[[ Dataset extract open ]]
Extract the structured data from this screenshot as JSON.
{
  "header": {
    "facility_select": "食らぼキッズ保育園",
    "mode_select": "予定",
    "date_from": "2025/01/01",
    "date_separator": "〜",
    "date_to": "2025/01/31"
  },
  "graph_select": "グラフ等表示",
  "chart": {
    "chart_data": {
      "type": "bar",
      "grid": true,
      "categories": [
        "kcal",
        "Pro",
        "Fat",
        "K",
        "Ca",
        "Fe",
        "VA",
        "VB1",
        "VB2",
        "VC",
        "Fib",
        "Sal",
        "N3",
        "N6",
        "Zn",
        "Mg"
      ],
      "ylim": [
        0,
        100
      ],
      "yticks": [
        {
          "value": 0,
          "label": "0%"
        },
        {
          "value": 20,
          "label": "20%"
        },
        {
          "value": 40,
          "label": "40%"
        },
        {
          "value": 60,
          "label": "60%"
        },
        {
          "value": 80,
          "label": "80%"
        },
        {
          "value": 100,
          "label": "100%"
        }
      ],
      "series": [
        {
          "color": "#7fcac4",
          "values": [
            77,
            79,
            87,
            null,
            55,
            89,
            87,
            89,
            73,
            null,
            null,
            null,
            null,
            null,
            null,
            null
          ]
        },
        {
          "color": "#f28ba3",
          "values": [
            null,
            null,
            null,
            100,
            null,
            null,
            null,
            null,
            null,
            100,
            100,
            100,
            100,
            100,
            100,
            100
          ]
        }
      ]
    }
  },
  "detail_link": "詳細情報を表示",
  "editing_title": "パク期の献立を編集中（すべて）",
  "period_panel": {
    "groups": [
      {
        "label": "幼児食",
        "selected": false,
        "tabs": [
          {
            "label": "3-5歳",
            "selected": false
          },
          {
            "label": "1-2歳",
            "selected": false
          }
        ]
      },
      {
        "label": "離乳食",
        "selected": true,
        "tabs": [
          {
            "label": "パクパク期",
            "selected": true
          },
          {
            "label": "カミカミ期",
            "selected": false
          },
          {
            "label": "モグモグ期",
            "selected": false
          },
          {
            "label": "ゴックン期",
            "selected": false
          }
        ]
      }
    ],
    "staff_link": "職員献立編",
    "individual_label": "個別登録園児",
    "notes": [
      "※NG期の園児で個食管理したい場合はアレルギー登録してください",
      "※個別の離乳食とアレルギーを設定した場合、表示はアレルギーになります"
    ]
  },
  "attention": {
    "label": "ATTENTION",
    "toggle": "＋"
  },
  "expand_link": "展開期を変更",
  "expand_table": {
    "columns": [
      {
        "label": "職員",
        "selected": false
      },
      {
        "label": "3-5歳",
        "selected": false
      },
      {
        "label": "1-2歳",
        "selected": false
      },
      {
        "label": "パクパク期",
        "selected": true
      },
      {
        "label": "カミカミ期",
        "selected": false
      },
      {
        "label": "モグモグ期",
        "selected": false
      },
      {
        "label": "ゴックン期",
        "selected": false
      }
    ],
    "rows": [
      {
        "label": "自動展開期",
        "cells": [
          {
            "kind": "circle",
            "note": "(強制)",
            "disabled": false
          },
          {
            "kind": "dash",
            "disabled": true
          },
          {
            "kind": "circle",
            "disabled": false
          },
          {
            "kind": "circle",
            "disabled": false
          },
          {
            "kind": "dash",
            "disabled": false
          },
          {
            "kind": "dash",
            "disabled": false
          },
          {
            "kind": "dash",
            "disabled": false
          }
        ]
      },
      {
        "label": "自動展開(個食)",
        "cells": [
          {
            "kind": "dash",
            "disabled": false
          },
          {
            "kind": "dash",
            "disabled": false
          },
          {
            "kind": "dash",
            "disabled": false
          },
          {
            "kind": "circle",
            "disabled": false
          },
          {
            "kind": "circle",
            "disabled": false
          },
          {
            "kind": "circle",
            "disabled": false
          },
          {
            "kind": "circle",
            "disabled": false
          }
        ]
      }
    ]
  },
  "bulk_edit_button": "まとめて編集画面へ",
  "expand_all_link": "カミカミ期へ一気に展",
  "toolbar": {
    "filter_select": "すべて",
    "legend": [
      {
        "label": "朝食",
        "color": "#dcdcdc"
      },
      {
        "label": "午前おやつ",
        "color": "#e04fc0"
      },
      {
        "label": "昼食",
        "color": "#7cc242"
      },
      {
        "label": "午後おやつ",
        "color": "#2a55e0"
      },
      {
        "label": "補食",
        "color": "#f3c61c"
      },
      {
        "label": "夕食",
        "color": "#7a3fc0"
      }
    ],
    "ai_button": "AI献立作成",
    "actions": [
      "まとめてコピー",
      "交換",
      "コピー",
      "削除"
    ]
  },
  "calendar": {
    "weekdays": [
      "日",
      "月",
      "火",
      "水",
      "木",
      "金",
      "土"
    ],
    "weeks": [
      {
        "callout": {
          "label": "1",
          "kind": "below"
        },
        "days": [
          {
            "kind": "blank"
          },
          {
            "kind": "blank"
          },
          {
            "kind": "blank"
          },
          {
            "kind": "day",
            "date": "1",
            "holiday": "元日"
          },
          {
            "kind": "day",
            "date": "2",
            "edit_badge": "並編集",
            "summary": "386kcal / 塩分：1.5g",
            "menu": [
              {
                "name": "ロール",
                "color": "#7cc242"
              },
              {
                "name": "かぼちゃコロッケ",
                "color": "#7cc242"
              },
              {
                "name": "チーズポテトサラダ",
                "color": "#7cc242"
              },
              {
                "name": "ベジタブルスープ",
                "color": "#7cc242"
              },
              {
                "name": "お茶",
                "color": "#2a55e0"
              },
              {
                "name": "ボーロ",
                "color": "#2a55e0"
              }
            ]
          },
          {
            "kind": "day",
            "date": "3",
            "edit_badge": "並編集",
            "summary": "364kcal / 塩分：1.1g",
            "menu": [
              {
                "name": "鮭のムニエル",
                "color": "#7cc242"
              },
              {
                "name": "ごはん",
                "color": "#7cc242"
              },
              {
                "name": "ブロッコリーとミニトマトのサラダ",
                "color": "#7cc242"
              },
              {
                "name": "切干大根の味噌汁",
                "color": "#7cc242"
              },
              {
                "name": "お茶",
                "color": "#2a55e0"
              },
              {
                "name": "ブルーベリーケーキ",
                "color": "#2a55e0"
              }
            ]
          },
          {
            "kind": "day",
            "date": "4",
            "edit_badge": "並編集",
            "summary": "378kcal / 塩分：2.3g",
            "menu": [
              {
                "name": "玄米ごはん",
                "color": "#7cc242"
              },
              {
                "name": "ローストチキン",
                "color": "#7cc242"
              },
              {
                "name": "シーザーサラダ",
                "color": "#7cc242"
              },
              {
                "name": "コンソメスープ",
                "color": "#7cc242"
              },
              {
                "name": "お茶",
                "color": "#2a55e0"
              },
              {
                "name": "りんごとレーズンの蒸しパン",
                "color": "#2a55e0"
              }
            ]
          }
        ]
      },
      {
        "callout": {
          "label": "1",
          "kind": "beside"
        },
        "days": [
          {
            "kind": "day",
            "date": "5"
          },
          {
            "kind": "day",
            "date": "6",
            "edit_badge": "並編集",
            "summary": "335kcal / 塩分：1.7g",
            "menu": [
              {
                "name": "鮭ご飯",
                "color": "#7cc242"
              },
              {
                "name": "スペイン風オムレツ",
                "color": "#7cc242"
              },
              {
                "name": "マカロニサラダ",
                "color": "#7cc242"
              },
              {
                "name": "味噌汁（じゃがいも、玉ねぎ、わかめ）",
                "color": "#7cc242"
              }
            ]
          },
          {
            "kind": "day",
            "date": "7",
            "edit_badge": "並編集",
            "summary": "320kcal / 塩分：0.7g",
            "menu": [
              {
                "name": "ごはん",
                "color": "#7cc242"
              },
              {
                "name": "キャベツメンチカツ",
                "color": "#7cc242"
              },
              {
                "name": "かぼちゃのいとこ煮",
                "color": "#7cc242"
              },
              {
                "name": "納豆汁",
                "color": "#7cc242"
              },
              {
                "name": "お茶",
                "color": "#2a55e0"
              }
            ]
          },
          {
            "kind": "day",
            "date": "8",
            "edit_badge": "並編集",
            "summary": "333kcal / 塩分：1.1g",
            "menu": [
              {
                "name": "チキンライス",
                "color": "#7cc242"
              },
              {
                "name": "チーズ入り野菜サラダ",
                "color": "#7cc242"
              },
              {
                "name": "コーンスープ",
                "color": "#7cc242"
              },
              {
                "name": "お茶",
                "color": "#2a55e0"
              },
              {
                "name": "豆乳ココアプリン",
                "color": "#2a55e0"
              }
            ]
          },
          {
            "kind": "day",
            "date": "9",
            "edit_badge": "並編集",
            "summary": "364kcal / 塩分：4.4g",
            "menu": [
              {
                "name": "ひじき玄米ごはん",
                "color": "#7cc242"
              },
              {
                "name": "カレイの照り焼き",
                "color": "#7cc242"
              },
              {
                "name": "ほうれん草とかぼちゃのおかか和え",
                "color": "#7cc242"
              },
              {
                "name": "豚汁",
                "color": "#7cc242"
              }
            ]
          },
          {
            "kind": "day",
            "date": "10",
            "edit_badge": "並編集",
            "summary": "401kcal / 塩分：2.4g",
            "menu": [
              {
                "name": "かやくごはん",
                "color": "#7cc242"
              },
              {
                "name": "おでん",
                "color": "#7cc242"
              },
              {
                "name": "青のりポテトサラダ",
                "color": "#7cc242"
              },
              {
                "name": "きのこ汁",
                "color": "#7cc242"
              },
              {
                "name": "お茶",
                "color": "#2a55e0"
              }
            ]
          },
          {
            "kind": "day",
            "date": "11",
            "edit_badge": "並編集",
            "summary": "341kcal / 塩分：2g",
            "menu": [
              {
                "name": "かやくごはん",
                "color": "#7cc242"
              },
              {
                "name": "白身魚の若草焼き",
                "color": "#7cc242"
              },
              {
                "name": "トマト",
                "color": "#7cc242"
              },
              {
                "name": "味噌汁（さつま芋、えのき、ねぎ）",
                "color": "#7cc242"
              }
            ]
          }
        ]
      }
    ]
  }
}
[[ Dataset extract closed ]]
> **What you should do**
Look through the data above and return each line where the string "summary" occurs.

> **Answer below**
            "summary": "386kcal / 塩分：1.5g",
            "summary": "364kcal / 塩分：1.1g",
            "summary": "378kcal / 塩分：2.3g",
            "summary": "335kcal / 塩分：1.7g",
            "summary": "320kcal / 塩分：0.7g",
            "summary": "333kcal / 塩分：1.1g",
            "summary": "364kcal / 塩分：4.4g",
            "summary": "401kcal / 塩分：2.4g",
            "summary": "341kcal / 塩分：2g",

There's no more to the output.